Title: Assessing the Efficacy and Safety of a New Class of Water Filtration Membranes Composed of Nano Scale Cellulose
Investigators: Connors, Eoghan Leif
Institution: The State University of New York at Stony Brook
EPA Project Officer: Lee, Sonja
Project Period: September 1, 2015 through August 31, 2018
Project Amount: $132,000
RFA: STAR Graduate Fellowships (2015) RFA Text | Recipients Lists
Research Category: Academic Fellowships
- The rate of cellulose nanofibers (CNFs) released into water passing through the membranes can be related to membrane properties including: (1) the size of CNFs used in barrier layer; (2) the pore size of the electrospun mid-layer scaffold; and (3) the thickness of the CNF barrier layer and the mid-layer scaffold.
- Membrane properties (described above) can be optimized to maximize their performance for removing pollutants while minimizing CNF release.
- Post disposal release of CNFs to the environment during use and post disposal can be quantified using established techniques using a novel chamber to capture and measure the release of nanomaterials.
Approach:Hierarchical nanofibrous membranes will be produced by electrospinning a poly (acrylonitrile) (PAN) nanofibrous scaffold onto a non-woven poly (ethylene terephthalate) (PET) support and subsequently coating the scaffold with a thin barrier layer of CNFs using solution casting. A variety of these membranes will be produced with systematically varied properties including: (1) the size of CNFs used in barrier layer; (2) the pore size of the electrospun mid-layer scaffold; and (3) the thickness of the CNF barrier layer and the mid-layer scaffold. Large CNFs will be produced using multi-pass high pressure homogenization and traditional TEMPO oxidation, while ultrafine CFNs will be produced using TEMPO/ NaBr/ NaClO oxidation. The pore size of the PAN mid-layer scaffold will be altered by manipulating the parameters of electrospinning. Lastly, the thickness of the PAN mid-layer scaffold and CNF barrier layer will be controlled by altering the duration of electrospinning and the gap of the solvent casting knife respectively. The release of CNF’s from a variety of membranes will be monitored while repeatedly passing high purity HPLC grade water through the membranes. The filtrate water collected after flowing through the membranes will be concentrated using low temperature vacuum evaporation to avoid any decomposition of CNF. The content of CNF in the concentrated solutions will be quantified using conductometric titration to determine the number of carboxylate groups in solution and total organic content (TOC) analysis. The carboxylate content and TOC can then be compared to the known contributions from each CNF to determine the rate of their release from the membranes. To verify that the contribution to TOC of the filtrate comes from CNFs a background TOC will be established for water flowed through the PAN/PET scaffold to eliminate contributions from these carbon containing polymers. Additionally, dynamic light scattering and small angle X-ray scattering will be performed to screen for the presence of CNFs and their aggregates. A potential roadblock would be if the amount of CNF in the filtrate is below the detection limit of these techniques. To solve this potential setback, sulfur be introduced on the surface of CNFs via silane coupling or click chemistry to determine CNF concentration based on sulfur content using highly sensitive inductively coupled plasma- atomic emission spectroscopy. Changes to the surface structure of the CNF barrier layer will be studied using atomic force microscopy and scanning electron microscopy, while any changes to surface chemistry will be evaluated using X-ray photoelectron spectroscopy and attenuated total reflectance Fourier transform infrared spectroscopy. Finally, the release of CNFs from the membranes and changes in their surface structure/chemistry post disposal will be investigated using a custom built chamber for simulating environmental exposures to humidity and UV radiation exposure. The ultrafiltration

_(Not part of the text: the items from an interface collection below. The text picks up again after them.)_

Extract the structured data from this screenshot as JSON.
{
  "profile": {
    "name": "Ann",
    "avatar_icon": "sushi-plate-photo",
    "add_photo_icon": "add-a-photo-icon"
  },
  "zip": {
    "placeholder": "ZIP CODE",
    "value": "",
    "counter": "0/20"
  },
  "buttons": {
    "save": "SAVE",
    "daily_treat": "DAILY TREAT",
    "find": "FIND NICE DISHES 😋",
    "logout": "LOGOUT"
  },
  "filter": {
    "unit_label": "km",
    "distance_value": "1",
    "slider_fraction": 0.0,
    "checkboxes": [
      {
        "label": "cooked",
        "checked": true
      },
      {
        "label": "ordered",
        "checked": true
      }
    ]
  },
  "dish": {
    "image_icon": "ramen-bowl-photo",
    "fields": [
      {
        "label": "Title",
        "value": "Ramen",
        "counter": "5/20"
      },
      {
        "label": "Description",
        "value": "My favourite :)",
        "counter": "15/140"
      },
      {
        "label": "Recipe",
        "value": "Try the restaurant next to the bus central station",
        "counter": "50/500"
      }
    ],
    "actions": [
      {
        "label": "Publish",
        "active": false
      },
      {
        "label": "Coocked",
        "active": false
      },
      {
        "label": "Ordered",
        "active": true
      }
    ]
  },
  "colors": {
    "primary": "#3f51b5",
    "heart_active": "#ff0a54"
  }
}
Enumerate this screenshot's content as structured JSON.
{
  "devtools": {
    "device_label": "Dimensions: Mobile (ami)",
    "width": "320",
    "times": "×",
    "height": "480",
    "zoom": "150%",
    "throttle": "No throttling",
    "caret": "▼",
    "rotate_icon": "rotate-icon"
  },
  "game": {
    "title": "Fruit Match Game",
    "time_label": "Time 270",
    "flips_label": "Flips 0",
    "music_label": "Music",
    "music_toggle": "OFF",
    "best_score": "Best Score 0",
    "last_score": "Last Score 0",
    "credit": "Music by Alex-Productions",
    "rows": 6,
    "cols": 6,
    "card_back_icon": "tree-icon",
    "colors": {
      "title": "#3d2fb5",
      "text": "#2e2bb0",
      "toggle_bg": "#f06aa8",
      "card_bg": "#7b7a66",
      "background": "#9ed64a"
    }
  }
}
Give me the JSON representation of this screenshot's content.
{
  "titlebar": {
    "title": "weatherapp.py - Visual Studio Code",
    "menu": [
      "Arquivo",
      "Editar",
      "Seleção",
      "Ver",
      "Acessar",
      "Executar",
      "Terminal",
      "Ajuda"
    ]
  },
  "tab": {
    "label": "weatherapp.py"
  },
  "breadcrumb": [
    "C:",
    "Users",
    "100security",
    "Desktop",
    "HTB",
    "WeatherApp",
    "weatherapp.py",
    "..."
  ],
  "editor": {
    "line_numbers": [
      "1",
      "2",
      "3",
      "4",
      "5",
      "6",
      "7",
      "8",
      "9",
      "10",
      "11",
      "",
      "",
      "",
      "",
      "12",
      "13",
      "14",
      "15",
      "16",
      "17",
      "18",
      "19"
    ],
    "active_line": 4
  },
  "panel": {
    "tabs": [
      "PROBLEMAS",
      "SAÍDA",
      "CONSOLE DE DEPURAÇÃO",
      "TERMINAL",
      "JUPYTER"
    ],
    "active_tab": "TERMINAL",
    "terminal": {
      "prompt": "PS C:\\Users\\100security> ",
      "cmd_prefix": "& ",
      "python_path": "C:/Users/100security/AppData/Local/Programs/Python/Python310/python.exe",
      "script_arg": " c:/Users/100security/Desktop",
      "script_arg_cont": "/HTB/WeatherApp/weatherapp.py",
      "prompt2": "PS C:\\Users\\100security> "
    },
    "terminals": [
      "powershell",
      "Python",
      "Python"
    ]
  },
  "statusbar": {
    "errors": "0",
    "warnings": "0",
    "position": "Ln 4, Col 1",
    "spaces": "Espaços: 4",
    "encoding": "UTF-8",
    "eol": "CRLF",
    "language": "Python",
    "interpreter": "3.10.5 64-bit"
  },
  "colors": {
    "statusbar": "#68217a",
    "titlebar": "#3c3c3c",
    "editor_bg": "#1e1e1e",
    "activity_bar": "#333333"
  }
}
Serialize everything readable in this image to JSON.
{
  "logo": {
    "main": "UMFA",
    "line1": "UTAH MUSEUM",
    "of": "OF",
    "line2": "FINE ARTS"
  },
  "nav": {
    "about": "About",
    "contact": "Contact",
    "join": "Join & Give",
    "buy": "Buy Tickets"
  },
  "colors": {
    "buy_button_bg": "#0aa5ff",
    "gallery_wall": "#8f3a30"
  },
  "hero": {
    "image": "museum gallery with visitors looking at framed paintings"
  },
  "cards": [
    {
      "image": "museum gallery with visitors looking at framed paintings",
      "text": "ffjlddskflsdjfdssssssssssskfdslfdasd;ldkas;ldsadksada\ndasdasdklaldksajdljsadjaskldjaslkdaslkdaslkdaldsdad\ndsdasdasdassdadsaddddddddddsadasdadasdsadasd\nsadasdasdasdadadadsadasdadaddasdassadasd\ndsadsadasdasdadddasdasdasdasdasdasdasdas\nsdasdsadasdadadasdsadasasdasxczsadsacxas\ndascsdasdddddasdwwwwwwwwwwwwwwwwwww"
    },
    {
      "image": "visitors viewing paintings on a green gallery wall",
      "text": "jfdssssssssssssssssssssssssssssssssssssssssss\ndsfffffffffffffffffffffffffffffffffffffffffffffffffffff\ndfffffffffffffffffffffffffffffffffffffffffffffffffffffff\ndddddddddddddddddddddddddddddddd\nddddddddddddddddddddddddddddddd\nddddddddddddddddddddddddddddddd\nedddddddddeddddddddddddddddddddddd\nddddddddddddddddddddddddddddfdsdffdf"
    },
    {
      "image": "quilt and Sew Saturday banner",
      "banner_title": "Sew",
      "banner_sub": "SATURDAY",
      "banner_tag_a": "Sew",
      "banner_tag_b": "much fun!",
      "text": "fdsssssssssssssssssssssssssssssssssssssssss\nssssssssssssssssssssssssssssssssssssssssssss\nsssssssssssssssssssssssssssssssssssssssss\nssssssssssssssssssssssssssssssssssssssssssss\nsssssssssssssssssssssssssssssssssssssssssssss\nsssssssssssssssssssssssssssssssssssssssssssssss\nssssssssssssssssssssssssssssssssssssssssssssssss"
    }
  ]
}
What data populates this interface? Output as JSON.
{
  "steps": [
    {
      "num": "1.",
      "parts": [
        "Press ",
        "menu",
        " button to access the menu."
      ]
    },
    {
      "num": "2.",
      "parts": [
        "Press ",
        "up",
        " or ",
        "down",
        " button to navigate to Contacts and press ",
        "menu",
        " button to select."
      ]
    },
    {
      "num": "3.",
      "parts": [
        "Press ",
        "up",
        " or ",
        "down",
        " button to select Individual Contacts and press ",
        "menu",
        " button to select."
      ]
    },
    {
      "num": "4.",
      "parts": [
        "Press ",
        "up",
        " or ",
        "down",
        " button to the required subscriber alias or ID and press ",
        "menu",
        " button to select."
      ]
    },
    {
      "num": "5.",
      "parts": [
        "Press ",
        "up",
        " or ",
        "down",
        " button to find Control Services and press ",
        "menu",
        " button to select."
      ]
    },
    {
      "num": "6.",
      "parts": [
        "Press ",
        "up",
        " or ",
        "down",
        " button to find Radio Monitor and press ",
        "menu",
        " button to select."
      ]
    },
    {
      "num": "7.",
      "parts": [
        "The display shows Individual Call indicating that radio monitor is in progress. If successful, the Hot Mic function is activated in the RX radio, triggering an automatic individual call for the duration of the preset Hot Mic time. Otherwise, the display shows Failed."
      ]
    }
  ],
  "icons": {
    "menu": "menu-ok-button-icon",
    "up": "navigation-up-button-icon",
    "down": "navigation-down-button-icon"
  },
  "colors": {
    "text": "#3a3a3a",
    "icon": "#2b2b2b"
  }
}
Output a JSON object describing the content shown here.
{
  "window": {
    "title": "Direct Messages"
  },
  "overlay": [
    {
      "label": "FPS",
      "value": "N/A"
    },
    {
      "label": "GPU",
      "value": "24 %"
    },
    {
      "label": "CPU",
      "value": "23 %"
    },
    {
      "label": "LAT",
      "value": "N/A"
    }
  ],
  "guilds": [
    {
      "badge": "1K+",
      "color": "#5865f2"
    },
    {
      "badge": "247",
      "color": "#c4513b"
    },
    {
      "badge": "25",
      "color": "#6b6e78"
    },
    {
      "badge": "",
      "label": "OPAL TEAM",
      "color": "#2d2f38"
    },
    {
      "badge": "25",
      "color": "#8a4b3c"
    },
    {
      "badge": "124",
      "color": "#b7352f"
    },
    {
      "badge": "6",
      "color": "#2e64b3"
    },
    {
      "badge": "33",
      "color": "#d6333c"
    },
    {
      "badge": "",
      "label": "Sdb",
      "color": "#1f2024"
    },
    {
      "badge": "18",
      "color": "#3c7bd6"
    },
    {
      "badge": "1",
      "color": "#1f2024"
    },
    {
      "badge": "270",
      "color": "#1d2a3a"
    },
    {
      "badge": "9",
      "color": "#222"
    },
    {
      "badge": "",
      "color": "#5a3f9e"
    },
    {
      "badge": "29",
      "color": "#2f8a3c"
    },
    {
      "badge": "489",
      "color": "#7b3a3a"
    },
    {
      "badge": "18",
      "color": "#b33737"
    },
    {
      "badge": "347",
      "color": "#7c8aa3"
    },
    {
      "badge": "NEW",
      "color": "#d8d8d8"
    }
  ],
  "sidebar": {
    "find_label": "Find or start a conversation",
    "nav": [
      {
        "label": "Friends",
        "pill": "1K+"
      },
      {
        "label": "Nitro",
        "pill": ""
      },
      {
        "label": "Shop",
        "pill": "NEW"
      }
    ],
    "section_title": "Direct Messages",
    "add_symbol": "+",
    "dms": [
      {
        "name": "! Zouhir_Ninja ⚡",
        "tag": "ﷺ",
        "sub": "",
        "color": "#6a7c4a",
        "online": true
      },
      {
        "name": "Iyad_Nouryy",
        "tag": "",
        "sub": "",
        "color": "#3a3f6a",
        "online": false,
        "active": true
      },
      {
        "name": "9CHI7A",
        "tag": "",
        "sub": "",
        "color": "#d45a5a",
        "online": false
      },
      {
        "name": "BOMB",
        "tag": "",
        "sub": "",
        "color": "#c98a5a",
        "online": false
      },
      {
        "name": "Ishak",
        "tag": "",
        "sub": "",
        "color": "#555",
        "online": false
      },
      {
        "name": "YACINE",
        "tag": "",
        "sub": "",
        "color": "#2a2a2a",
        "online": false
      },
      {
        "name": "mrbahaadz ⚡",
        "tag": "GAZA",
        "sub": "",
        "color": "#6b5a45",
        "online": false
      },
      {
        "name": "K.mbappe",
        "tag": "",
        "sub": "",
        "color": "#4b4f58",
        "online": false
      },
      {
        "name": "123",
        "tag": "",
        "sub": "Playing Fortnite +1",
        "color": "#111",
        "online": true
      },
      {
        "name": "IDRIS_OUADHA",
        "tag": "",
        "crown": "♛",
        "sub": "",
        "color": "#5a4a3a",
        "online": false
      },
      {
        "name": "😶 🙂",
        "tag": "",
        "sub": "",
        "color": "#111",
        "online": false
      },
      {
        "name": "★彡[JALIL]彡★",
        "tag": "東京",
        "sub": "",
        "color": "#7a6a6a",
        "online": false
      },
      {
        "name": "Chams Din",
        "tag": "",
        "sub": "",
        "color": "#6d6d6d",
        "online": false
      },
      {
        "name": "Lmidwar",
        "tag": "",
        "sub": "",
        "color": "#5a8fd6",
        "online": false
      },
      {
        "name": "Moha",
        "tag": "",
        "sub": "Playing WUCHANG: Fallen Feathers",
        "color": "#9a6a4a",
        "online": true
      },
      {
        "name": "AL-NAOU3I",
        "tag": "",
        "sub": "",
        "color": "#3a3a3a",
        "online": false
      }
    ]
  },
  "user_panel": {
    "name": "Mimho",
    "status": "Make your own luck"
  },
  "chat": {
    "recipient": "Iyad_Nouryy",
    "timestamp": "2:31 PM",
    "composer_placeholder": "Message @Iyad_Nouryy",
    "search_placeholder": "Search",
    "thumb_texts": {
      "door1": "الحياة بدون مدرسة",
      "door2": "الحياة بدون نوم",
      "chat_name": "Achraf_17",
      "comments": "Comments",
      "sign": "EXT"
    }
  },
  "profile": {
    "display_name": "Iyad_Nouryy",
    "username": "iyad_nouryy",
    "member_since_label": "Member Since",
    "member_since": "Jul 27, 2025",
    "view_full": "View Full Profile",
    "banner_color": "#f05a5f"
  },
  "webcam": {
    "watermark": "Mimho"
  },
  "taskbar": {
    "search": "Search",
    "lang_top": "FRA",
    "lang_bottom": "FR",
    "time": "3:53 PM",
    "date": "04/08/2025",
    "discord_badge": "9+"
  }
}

It is expected that membrane properties will correlate to the rate of CNF release during water filtration and post disposal. It is unclear weather smaller CNFs will have a greater chance of being ""picked up"" by the water and leeching out or if larger CNFs will be less evenly distributed and supported within the membrane leading to a greater rate of release. It is expected that the larger the pore size the greater rate of release of CNFs due to larger void space although it is also possible that the increased surface area due to smaller pore size could result in a greater rate of release of CNFs.
It is likely that a greater thickness of the CNF barrier layer and the mid layer scaffold will result in a slower the rate of CNF release.
A trend of increasing efficacy of filters with smaller CNFs, smaller pore size, and larger membrane layers is expected. Additionally, altering the surface chemistry of the CNFs with functional groups known to promote chemical adsorption should lead to improved removal of chemical contaminants such as lead (II). Although these results are anticipated, it is important to consider the effects of membrane properties on the flux of water through the membrane as well as the release of CNFs in order to determine the optimal composition for achieving maximum filtration with minimal leaching of nanomaterials.